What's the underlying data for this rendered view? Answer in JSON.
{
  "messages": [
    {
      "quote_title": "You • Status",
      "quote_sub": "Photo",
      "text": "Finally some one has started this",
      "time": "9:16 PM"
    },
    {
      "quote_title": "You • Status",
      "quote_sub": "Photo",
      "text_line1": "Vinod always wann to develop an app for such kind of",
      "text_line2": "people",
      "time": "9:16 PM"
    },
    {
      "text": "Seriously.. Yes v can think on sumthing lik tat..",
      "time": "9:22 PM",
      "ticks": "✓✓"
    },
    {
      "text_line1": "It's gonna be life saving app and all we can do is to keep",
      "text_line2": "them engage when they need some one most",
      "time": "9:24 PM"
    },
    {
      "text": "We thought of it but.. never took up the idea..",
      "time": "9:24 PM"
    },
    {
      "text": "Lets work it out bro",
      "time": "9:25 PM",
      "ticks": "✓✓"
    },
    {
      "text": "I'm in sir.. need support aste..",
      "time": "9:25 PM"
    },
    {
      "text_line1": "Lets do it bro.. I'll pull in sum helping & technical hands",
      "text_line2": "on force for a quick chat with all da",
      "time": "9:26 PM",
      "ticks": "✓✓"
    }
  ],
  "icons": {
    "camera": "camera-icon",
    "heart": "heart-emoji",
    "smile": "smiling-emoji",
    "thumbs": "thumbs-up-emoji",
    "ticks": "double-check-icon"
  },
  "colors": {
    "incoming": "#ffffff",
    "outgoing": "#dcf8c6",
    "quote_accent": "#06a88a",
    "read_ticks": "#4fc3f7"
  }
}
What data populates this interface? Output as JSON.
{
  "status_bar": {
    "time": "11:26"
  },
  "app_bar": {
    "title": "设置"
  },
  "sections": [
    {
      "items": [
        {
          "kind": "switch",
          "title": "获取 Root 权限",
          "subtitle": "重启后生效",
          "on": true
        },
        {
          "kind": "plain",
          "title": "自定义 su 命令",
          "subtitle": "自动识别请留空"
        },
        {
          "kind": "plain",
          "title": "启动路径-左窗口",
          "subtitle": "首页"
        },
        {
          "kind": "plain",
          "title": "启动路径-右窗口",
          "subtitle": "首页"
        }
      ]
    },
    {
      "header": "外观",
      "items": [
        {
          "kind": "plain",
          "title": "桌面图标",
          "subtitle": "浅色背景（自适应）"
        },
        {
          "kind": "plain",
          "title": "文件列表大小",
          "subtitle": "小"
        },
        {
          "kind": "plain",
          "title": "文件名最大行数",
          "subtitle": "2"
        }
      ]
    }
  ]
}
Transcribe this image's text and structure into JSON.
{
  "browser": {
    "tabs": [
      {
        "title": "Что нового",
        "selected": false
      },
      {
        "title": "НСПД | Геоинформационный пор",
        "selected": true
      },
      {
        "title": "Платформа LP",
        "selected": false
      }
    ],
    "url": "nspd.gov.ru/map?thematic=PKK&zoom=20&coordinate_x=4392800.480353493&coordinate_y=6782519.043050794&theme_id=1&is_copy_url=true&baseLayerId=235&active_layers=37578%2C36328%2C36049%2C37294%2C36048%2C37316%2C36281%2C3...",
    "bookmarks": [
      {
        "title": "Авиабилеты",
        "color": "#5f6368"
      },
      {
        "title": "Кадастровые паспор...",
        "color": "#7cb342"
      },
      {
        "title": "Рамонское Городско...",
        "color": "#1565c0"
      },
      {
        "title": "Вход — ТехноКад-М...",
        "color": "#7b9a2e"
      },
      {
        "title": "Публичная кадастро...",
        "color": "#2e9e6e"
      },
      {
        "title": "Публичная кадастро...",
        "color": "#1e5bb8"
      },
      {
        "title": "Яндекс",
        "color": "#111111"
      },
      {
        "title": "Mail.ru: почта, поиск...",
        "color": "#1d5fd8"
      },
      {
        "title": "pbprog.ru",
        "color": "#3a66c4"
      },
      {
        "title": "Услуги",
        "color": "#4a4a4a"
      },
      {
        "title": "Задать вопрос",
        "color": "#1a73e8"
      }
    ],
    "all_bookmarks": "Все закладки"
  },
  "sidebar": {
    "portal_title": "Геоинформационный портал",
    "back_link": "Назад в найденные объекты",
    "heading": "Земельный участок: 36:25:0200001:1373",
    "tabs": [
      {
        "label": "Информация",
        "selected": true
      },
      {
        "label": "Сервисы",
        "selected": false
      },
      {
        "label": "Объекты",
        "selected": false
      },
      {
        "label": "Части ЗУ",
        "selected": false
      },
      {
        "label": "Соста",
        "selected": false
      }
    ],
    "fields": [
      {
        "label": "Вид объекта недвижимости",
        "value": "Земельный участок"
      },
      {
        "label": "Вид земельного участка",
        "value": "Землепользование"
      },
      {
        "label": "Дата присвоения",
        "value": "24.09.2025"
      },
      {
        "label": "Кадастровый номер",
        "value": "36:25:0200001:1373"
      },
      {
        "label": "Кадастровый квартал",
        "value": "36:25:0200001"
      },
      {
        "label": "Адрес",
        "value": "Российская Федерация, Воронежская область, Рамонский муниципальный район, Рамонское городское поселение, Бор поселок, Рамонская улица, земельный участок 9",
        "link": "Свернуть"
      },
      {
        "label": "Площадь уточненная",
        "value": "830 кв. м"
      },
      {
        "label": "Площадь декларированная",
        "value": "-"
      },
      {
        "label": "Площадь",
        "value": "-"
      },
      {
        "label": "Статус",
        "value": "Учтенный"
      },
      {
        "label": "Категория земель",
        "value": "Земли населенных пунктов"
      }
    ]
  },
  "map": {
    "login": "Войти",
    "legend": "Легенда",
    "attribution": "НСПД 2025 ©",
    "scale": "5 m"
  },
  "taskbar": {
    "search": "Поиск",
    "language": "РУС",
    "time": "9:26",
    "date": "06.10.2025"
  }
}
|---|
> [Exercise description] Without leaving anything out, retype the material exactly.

> [Task solution]
What's the underlying data for this rendered view? Answer in JSON.
{
  "messages": [
    {
      "quote_title": "You • Status",
      "quote_sub": "Photo",
      "text": "Finally some one has started this",
      "time": "9:16 PM"
    },
    {
      "quote_title": "You • Status",
      "quote_sub": "Photo",
      "text_line1": "Vinod always wann to develop an app for such kind of",
      "text_line2": "people",
      "time": "9:16 PM"
    },
    {
      "text": "Seriously.. Yes v can think on sumthing lik tat..",
      "time": "9:22 PM",
      "ticks": "✓✓"
    },
    {
      "text_line1": "It's gonna be life saving app and all we can do is to keep",
      "text_line2": "them engage when they need some one most",
      "time": "9:24 PM"
    },
    {
      "text": "We thought of it but.. never took up the idea..",
      "time": "9:24 PM"
    },
    {
      "text": "Lets work it out bro",
      "time": "9:25 PM",
      "ticks": "✓✓"
    },
    {
      "text": "I'm in sir.. need support aste..",
      "time": "9:25 PM"
    },
    {
      "text_line1": "Lets do it bro.. I'll pull in sum helping & technical hands",
      "text_line2": "on force for a quick chat with all da",
      "time": "9:26 PM",
      "ticks": "✓✓"
    }
  ],
  "icons": {
    "camera": "camera-icon",
    "heart": "heart-emoji",
    "smile": "smiling-emoji",
    "thumbs": "thumbs-up-emoji",
    "ticks": "double-check-icon"
  },
  "colors": {
    "incoming": "#ffffff",
    "outgoing": "#dcf8c6",
    "quote_accent": "#06a88a",
    "read_ticks": "#4fc3f7"
  }
}
What data populates this interface? Output as JSON.
{
  "status_bar": {
    "time": "11:26"
  },
  "app_bar": {
    "title": "设置"
  },
  "sections": [
    {
      "items": [
        {
          "kind": "switch",
          "title": "获取 Root 权限",
          "subtitle": "重启后生效",
          "on": true
        },
        {
          "kind": "plain",
          "title": "自定义 su 命令",
          "subtitle": "自动识别请留空"
        },
        {
          "kind": "plain",
          "title": "启动路径-左窗口",
          "subtitle": "首页"
        },
        {
          "kind": "plain",
          "title": "启动路径-右窗口",
          "subtitle": "首页"
        }
      ]
    },
    {
      "header": "外观",
      "items": [
        {
          "kind": "plain",
          "title": "桌面图标",
          "subtitle": "浅色背景（自适应）"
        },
        {
          "kind": "plain",
          "title": "文件列表大小",
          "subtitle": "小"
        },
        {
          "kind": "plain",
          "title": "文件名最大行数",
          "subtitle": "2"
        }
      ]
    }
  ]
}
Transcribe this image's text and structure into JSON.
{
  "browser": {
    "tabs": [
      {
        "title": "Что нового",
        "selected": false
      },
      {
        "title": "НСПД | Геоинформационный пор",
        "selected": true
      },
      {
        "title": "Платформа LP",
        "selected": false
      }
    ],
    "url": "nspd.gov.ru/map?thematic=PKK&zoom=20&coordinate_x=4392800.480353493&coordinate_y=6782519.043050794&theme_id=1&is_copy_url=true&baseLayerId=235&active_layers=37578%2C36328%2C36049%2C37294%2C36048%2C37316%2C36281%2C3...",
    "bookmarks": [
      {
        "title": "Авиабилеты",
        "color": "#5f6368"
      },
      {
        "title": "Кадастровые паспор...",
        "color": "#7cb342"
      },
      {
        "title": "Рамонское Городско...",
        "color": "#1565c0"
      },
      {
        "title": "Вход — ТехноКад-М...",
        "color": "#7b9a2e"
      },
      {
        "title": "Публичная кадастро...",
        "color": "#2e9e6e"
      },
      {
        "title": "Публичная кадастро...",
        "color": "#1e5bb8"
      },
      {
        "title": "Яндекс",
        "color": "#111111"
      },
      {
        "title": "Mail.ru: почта, поиск...",
        "color": "#1d5fd8"
      },
      {
        "title": "pbprog.ru",
        "color": "#3a66c4"
      },
      {
        "title": "Услуги",
        "color": "#4a4a4a"
      },
      {
        "title": "Задать вопрос",
        "color": "#1a73e8"
      }
    ],
    "all_bookmarks": "Все закладки"
  },
  "sidebar": {
    "portal_title": "Геоинформационный портал",
    "back_link": "Назад в найденные объекты",
    "heading": "Земельный участок: 36:25:0200001:1373",
    "tabs": [
      {
        "label": "Информация",
        "selected": true
      },
      {
        "label": "Сервисы",
        "selected": false
      },
      {
        "label": "Объекты",
        "selected": false
      },
      {
        "label": "Части ЗУ",
        "selected": false
      },
      {
        "label": "Соста",
        "selected": false
      }
    ],
    "fields": [
      {
        "label": "Вид объекта недвижимости",
        "value": "Земельный участок"
      },
      {
        "label": "Вид земельного участка",
        "value": "Землепользование"
      },
      {
        "label": "Дата присвоения",
        "value": "24.09.2025"
      },
      {
        "label": "Кадастровый номер",
        "value": "36:25:0200001:1373"
      },
      {
        "label": "Кадастровый квартал",
        "value": "36:25:0200001"
      },
      {
        "label": "Адрес",
        "value": "Российская Федерация, Воронежская область, Рамонский муниципальный район, Рамонское городское поселение, Бор поселок, Рамонская улица, земельный участок 9",
        "link": "Свернуть"
      },
      {
        "label": "Площадь уточненная",
        "value": "830 кв. м"
      },
      {
        "label": "Площадь декларированная",
        "value": "-"
      },
      {
        "label": "Площадь",
        "value": "-"
      },
      {
        "label": "Статус",
        "value": "Учтенный"
      },
      {
        "label": "Категория земель",
        "value": "Земли населенных пунктов"
      }
    ]
  },
  "map": {
    "login": "Войти",
    "legend": "Легенда",
    "attribution": "НСПД 2025 ©",
    "scale": "5 m"
  },
  "taskbar": {
    "search": "Поиск",
    "language": "РУС",
    "time": "9:26",
    "date": "06.10.2025"
  }
}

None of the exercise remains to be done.